When I started working in the cosmetic industry in 2006, I was struck by the lack of regulation to protect the consumer (particularly in Britain). Later that year there was talk about introducing some proper legislation to protect consumers and that seemed to me, at the time, the correct action. There was an initial postponing of the introduction (put back to April 2007) and then as that deadline passed no real positive action.
Since then, and despite the outstanding campaigning and hard work on behalf of many of the responsible people and organisations in the industry, the sector remains largely unregulated and therefore a potential minefield for UK consumers. These consumers are rightly excited at the possibility of having a treatment that genuinely transforms their life, but are unaware or unclear as to how to ensure they get the best treatments, undertaken by the best practitioners, and in an appropriate environment.
I was hopeful but cautious last year when I was made aware of the Sir Bruce Keogh review. The independent review committee into cosmetic interventions, announced in April, has set out how it would like to see the sector better regulated, practitioners better trained, some regulation of premises, and people having proper redress if things go wrong. These recommendations have been made to the UK Department of Health (DH), who I hope accept them formally this summer and implement during the remainder of 2013. The key elements the review group feel would contribute to a successful and safe industry include: making all dermal fillers prescription only; ensuring all practitioners are properly qualified for all procedures offered (including those offering breast enlargement to injectables); and an ombudsman to oversee all private healthcare — including cosmetic procedures — to assist those who have been treated poorly.
The review reported that, despite the popularity of non-surgical procedures like Botox, dermal fillers or laser hair removal — which account for nine out of 10 procedures in the UK — there is almost no regulation. This is despite the fact that they can have major, permanent effects on people’s health and wellbeing. I believe that this clarifies the need for everyone to consider these treatments as health based, and not simply extensions of the beauty market. This is a critical distinction that we wholly support.

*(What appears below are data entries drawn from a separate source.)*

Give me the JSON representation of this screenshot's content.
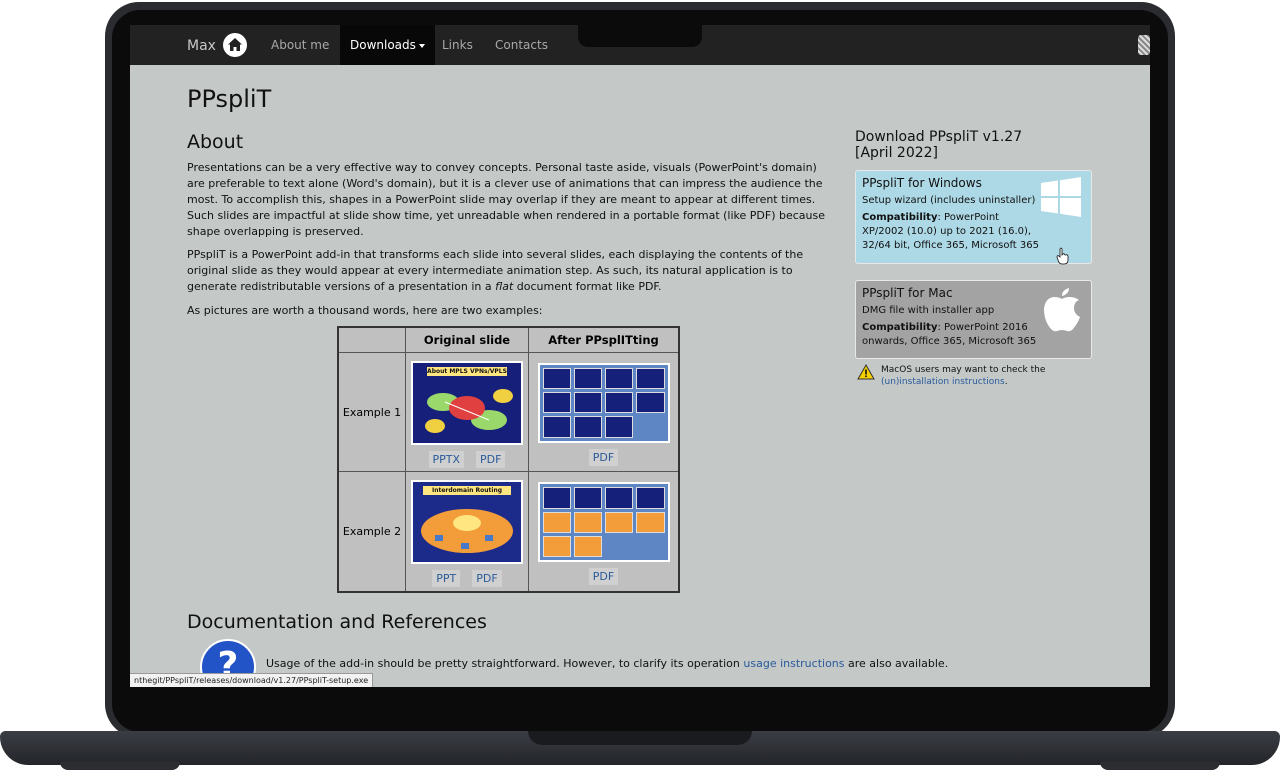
{
  "nav": {
    "brand": "Max",
    "items": [
      {
        "label": "About me"
      },
      {
        "label": "Downloads"
      },
      {
        "label": "Links"
      },
      {
        "label": "Contacts"
      }
    ]
  },
  "page": {
    "title": "PPspliT",
    "about_heading": "About",
    "paragraphs": [
      "Presentations can be a very effective way to convey concepts. Personal taste aside, visuals (PowerPoint's domain) are preferable to text alone (Word's domain), but it is a clever use of animations that can impress the audience the most. To accomplish this, shapes in a PowerPoint slide may overlap if they are meant to appear at different times. Such slides are impactful at slide show time, yet unreadable when rendered in a portable format (like PDF) because shape overlapping is preserved.",
      "PPspliT is a PowerPoint add-in that transforms each slide into several slides, each displaying the contents of the original slide as they would appear at every intermediate animation step. As such, its natural application is to generate redistributable versions of a presentation in a",
      "flat",
      "document format like PDF.",
      "As pictures are worth a thousand words, here are two examples:"
    ],
    "docs_heading": "Documentation and References",
    "docs_text_before": "Usage of the add-in should be pretty straightforward. However, to clarify its operation",
    "docs_link": "usage instructions",
    "docs_text_after": "are also available."
  },
  "examples_table": {
    "headers": [
      "",
      "Original slide",
      "After PPsplITting"
    ],
    "rows": [
      {
        "label": "Example 1",
        "original_title": "About MPLS VPNs/VPLS",
        "original_links": [
          "PPTX",
          "PDF"
        ],
        "after_links": [
          "PDF"
        ]
      },
      {
        "label": "Example 2",
        "original_title": "Interdomain Routing",
        "original_links": [
          "PPT",
          "PDF"
        ],
        "after_links": [
          "PDF"
        ]
      }
    ]
  },
  "sidebar": {
    "title_line1": "Download PPspliT v1.27",
    "title_line2": "[April 2022]",
    "windows": {
      "title": "PPspliT for Windows",
      "subtitle": "Setup wizard (includes uninstaller)",
      "compat_label": "Compatibility",
      "compat_text": ": PowerPoint XP/2002 (10.0) up to 2021 (16.0), 32/64 bit, Office 365, Microsoft 365"
    },
    "mac": {
      "title": "PPspliT for Mac",
      "subtitle": "DMG file with installer app",
      "compat_label": "Compatibility",
      "compat_text": ": PowerPoint 2016 onwards, Office 365, Microsoft 365"
    },
    "mac_note_before": "MacOS users may want to check the",
    "mac_note_link": "(un)installation instructions",
    "mac_note_after": "."
  },
  "status_bar": "nthegit/PPspliT/releases/download/v1.27/PPspliT-setup.exe",
  "colors": {
    "page_bg": "#c4c9c8",
    "navbar_bg": "#222222",
    "windows_box": "#add8e6",
    "mac_box": "#a3a3a3",
    "link": "#2a5a9a"
  }
}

The review committee have focused their recommendations on invasive procedures and injectables. They have also mentioned lasers, the need for clinical professionals overseeing treatments, and a register for premises. This is very good news for the public; however, whether this is picked up by the DH remains to be seen. We are actively lobbying now for the inclusion of lasers in the recommendations.
Clearly there is still much work to be done, but we have to believe that finally we have a report that puts the needs of the patient at the heart of its recommendations and if properly implemented, will allow patients to realise that they can enjoy the benefits of life-changing treatments safe in the knowledge that the industry is appropriately governed and regulated.